Assignment:
Check which lines in the records hold "JSON" and report how many there are, with no other text.

....................

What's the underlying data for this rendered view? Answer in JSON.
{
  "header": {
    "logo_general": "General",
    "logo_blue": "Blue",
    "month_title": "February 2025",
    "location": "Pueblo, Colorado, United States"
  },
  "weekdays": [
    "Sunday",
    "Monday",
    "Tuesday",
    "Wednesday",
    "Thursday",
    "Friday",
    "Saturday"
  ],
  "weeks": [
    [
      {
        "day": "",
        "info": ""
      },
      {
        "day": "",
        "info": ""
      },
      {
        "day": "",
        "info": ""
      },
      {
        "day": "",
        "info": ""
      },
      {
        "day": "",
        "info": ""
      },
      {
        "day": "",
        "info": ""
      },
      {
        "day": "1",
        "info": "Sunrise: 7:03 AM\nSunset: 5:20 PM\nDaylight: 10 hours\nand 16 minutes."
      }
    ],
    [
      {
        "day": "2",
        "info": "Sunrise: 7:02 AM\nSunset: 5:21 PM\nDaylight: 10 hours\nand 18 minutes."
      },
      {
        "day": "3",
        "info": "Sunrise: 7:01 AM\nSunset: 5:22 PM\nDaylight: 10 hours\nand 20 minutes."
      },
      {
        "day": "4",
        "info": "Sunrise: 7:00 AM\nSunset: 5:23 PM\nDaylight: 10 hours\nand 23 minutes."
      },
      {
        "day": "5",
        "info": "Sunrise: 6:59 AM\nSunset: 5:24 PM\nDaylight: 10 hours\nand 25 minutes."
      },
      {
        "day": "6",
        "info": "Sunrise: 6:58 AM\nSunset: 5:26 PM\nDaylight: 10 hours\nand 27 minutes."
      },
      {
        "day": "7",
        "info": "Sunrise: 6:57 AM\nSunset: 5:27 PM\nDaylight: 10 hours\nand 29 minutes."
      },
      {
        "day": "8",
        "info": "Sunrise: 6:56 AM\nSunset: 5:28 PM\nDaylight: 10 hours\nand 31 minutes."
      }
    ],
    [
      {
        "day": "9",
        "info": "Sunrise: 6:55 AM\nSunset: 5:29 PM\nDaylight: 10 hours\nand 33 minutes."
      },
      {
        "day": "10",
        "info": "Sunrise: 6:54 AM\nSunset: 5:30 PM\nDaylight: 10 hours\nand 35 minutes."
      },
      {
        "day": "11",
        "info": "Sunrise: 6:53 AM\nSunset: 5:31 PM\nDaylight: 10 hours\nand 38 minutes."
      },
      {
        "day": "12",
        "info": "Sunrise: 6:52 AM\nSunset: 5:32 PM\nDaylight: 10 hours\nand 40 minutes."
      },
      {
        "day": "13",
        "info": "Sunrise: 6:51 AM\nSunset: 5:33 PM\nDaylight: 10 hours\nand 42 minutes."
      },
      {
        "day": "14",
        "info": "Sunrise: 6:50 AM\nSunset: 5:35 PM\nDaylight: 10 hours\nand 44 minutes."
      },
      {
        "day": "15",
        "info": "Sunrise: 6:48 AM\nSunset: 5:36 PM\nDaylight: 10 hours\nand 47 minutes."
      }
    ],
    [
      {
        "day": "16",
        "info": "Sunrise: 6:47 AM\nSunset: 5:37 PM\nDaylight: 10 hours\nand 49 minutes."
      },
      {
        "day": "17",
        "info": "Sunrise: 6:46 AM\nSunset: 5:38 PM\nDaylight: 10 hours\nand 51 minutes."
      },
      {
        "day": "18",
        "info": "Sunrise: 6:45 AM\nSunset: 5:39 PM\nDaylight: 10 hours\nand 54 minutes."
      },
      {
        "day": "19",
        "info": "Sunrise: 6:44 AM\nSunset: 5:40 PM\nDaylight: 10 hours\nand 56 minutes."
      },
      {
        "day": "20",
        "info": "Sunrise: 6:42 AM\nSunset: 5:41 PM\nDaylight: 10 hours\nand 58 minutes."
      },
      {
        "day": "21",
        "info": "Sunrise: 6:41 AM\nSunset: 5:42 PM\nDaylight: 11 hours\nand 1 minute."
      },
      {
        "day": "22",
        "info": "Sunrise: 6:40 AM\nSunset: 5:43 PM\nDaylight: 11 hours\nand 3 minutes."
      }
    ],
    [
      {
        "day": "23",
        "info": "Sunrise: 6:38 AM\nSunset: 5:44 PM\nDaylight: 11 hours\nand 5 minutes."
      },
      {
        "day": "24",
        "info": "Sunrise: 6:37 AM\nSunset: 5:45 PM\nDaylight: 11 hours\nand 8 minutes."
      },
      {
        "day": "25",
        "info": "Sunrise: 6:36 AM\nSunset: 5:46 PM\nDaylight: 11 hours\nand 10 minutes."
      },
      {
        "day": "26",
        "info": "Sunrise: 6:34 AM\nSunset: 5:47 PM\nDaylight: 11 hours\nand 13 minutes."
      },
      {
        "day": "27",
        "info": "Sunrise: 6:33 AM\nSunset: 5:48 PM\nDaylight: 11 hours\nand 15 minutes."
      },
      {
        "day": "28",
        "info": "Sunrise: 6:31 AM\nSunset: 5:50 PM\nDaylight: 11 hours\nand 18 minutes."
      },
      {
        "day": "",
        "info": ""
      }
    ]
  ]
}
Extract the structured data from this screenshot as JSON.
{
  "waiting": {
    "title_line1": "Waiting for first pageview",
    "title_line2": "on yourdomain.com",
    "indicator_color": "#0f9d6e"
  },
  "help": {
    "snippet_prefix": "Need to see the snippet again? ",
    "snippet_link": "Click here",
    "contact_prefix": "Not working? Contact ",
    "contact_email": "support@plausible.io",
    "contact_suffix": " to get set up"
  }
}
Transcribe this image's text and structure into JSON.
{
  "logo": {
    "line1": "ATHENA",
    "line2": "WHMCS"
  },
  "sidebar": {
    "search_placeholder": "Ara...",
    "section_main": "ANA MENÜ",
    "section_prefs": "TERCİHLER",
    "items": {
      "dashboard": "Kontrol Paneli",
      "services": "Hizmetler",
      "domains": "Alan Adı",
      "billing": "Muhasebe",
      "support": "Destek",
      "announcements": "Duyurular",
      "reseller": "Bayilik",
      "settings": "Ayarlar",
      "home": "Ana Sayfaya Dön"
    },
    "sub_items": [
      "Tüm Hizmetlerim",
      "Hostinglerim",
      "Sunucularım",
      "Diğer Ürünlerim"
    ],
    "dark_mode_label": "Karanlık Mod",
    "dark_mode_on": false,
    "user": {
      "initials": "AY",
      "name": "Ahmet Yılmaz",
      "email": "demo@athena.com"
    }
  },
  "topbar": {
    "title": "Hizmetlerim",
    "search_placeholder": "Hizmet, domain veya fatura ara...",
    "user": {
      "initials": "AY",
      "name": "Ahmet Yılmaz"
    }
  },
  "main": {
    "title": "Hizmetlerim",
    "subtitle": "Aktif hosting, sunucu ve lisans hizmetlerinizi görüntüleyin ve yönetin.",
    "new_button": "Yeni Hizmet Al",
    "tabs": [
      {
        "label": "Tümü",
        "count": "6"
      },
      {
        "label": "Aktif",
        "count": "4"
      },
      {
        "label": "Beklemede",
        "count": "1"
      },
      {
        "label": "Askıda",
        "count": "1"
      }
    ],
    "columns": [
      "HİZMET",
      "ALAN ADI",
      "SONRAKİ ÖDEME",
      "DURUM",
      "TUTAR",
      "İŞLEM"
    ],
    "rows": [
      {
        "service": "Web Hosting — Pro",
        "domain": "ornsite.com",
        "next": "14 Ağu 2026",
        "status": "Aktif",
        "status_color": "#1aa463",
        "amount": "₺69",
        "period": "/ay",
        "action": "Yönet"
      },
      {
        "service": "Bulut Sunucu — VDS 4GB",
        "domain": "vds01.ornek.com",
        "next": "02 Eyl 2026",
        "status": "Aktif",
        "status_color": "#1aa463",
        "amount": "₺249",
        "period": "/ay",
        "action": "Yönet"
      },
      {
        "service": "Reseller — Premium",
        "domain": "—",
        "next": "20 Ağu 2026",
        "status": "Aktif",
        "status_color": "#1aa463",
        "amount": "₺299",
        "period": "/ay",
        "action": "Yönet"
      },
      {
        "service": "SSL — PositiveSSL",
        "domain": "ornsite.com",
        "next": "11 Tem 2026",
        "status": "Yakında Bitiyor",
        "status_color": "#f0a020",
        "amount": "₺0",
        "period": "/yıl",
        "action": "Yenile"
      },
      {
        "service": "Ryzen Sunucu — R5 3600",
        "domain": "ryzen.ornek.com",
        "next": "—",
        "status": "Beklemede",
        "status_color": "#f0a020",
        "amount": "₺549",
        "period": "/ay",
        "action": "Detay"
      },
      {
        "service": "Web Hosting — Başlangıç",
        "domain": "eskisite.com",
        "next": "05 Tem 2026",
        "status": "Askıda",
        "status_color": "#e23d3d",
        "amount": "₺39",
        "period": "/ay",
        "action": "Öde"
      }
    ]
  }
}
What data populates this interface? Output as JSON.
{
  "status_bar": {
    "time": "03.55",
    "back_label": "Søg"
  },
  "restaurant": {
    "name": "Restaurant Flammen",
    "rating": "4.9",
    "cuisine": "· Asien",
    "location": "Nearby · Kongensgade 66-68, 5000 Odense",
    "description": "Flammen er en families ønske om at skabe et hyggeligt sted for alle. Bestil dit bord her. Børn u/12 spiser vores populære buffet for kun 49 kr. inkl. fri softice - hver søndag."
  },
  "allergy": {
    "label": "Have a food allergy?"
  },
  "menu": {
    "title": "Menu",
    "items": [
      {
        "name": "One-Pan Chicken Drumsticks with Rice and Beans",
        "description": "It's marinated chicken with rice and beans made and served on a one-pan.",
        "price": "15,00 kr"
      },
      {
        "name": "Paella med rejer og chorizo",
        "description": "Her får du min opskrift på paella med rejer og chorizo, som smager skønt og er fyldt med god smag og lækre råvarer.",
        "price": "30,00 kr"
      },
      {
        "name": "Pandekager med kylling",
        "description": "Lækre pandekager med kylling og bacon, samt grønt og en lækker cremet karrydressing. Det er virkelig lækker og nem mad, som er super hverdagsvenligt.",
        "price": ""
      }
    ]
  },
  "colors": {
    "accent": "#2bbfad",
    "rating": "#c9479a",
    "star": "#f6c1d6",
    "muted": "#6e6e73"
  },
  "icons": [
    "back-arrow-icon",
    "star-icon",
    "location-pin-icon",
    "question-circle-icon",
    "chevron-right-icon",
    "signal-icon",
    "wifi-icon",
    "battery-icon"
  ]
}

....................

Exercise output:
4